Let’s face it; there has been a huge change in football culture in this country. We see footballers on the front page of newspapers equally as much as on the back. If they’re not caught in a prostitution scandal or an attempted rape case they are involved in assaults, gang activity or some recreational legal highs. Bear in mind some of these apply to players representing our national team. England’s finest. The icons and role-models are few and far between, nowadays. Who will we proudly exclaim was the embodiment of the exemplary English footballer of our generation? Who is this generation’s quiet, reliable, clincal Lineker? Who is this generation’s supremely talented, loveable rogue, Gazza? Who is our gallant, fearless, talismanic Shearer? Who are our lions?
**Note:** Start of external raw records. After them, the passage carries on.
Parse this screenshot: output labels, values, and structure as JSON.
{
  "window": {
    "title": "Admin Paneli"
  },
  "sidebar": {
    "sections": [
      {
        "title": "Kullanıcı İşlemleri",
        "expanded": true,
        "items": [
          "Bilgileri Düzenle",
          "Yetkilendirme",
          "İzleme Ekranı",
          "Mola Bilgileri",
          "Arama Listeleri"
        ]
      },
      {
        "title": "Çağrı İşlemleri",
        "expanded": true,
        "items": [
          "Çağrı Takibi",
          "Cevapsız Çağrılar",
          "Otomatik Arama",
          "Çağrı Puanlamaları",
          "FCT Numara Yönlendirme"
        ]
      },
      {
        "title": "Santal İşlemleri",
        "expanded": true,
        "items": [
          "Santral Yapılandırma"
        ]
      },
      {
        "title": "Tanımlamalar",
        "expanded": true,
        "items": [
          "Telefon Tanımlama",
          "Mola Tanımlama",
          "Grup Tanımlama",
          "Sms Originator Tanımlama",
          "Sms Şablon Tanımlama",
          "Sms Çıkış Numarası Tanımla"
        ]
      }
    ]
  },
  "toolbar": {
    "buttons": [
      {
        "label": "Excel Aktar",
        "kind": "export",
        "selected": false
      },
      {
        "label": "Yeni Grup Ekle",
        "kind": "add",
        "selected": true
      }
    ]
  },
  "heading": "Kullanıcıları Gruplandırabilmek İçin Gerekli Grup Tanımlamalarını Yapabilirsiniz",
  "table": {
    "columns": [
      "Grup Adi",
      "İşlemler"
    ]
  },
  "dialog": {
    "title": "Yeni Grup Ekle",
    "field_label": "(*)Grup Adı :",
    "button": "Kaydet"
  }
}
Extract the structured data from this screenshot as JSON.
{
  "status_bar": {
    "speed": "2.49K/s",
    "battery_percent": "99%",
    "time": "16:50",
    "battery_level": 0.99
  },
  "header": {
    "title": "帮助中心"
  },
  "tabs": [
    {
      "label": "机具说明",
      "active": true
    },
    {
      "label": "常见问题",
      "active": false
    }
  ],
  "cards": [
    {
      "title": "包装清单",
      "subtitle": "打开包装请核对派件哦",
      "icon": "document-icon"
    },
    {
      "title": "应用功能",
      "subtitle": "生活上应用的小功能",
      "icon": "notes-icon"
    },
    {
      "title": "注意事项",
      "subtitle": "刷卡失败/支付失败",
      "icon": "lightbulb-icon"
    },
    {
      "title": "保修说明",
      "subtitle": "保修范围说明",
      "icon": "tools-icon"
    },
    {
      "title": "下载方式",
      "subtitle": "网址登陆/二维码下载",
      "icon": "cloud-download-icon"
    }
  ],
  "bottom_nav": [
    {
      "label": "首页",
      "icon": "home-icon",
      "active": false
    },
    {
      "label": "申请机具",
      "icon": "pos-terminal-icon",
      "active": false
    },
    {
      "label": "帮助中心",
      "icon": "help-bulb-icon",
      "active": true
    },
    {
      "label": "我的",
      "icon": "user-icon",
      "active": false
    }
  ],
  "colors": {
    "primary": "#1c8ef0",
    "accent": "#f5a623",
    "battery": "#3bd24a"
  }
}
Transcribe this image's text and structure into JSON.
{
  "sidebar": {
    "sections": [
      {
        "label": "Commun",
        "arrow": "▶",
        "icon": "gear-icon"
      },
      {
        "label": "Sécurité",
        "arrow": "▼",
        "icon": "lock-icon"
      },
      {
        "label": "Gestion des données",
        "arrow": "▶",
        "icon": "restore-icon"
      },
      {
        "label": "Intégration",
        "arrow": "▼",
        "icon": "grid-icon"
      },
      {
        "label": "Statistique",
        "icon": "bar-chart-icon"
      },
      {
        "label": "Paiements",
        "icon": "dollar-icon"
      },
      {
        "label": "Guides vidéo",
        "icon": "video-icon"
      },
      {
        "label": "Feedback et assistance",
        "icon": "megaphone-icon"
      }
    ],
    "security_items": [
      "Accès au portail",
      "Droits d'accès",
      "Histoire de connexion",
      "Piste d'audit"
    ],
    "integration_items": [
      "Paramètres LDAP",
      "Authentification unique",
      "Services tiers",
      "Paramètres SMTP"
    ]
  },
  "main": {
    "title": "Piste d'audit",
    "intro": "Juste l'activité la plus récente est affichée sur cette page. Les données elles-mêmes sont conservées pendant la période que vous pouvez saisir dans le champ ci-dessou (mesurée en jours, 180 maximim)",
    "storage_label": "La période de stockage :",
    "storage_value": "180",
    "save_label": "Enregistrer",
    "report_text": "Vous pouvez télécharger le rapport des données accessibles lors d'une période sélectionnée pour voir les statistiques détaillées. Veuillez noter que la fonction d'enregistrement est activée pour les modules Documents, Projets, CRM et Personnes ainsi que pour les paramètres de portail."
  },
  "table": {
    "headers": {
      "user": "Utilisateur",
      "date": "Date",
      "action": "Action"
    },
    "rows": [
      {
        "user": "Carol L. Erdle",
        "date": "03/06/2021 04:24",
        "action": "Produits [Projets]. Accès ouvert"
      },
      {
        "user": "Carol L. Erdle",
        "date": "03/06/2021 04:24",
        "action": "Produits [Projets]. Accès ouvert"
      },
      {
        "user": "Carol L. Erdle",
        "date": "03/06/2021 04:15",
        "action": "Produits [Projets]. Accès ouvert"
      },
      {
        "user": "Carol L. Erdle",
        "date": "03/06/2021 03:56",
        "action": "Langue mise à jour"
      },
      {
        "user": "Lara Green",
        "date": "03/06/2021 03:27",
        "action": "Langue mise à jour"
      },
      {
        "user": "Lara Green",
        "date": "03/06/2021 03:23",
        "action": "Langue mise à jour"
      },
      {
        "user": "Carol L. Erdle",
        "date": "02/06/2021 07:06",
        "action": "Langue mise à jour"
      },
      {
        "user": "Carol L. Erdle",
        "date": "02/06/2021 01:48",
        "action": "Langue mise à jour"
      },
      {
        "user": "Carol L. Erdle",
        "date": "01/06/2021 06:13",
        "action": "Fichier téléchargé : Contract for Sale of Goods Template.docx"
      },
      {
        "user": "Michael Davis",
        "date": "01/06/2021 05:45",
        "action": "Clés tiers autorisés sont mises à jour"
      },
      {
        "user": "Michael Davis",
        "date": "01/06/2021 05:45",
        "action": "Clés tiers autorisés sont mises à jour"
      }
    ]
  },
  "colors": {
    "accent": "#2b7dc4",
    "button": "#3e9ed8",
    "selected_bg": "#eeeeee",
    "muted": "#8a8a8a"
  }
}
Unfortunately, they are pampered as cubs. David Sheepshanks, chairman of St George’s Park, suggests that academy players are paid too much money and don’t have to do the hard work that former apprentices used to. Training becomes a drudgery and not an opportunity. A sense of entitlement befalls the youngsters, perhaps exemplified by England’s aforementioned U21 European Championship failings. Stuart Pearce went on record as saying that players who had graduated to the senior England squad adopted an apathetic attitude towards representing the U21s. “Once they go through the golden ivory towers of the seniors they don’t want to play with the Under-21s anymore. Our boys, for whatever reason, be it the power of the Premier League, the finance they get at such a young age, whatever it may be, there is a lack of real passion to want to play for your country no matter what.” I couldn’t agree more. Stuart Pearce is perhaps one of the most qualified men to give this opinion. A former England captain, a part of England’s backroom staff and a perennial member of England’s soldiering Italia ‘90 and Euro ’96 squad – he knows what is needed to play in a successful England team. And in his professional opinion, England does not have it.
The notion that “we are England – one of the best in the world” needs to be abandoned. England has some players that could walk in to any club in the world, granted. But these world-class players have honed their skills playing for their respective teams. The English national side is simply not a team and it hasn’t been for some time. Besides which, a national football team isn’t just about the players. It’s an indictment of the talent of a nation’s coaching, a nation’s footballing philosophy and a nation’s fans. This is why England is a footballing nation in decline.
When writing this section I thought to myself how many times I’ve referred to myself as an England fan or used the term “we” to endear myself to England. I checked and the answer was ‘none’. This wasn’t for dramatic effect, and it may have been in an effort to remain impartial, but I can honestly say I feel such a minimal attachment to the English national team, and I’m sure I’m not alone. But the sad truth is that we will all be there next June with our eyes on the World Cup. We will all allow ourselves to listen and sing along to Baddiel and Skinner and cry out with emotion whilst covered in goosebumps that “we still believe…”
But we really shouldn’t.